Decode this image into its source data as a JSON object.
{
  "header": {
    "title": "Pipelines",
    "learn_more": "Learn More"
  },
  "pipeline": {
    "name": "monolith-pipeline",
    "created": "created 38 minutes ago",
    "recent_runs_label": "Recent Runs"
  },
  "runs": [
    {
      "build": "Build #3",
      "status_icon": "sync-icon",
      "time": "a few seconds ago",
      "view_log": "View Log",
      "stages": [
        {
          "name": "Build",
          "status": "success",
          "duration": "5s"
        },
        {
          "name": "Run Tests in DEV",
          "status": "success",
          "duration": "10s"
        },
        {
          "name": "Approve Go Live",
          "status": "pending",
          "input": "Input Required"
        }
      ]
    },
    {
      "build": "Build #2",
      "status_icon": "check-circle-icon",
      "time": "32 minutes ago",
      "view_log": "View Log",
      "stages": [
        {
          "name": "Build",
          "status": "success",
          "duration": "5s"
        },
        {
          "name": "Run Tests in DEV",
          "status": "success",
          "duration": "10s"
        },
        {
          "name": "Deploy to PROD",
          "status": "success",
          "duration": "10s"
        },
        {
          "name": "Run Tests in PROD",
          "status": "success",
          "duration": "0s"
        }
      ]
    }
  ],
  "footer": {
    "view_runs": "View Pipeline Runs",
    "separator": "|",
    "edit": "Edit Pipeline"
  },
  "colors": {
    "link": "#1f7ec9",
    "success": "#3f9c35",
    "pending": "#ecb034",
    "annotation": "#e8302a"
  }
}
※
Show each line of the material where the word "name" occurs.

Result:
    "name": "monolith-pipeline",
          "name": "Build",
          "name": "Run Tests in DEV",
          "name": "Approve Go Live",
          "name": "Build",
          "name": "Run Tests in DEV",
          "name": "Deploy to PROD",
          "name": "Run Tests in PROD",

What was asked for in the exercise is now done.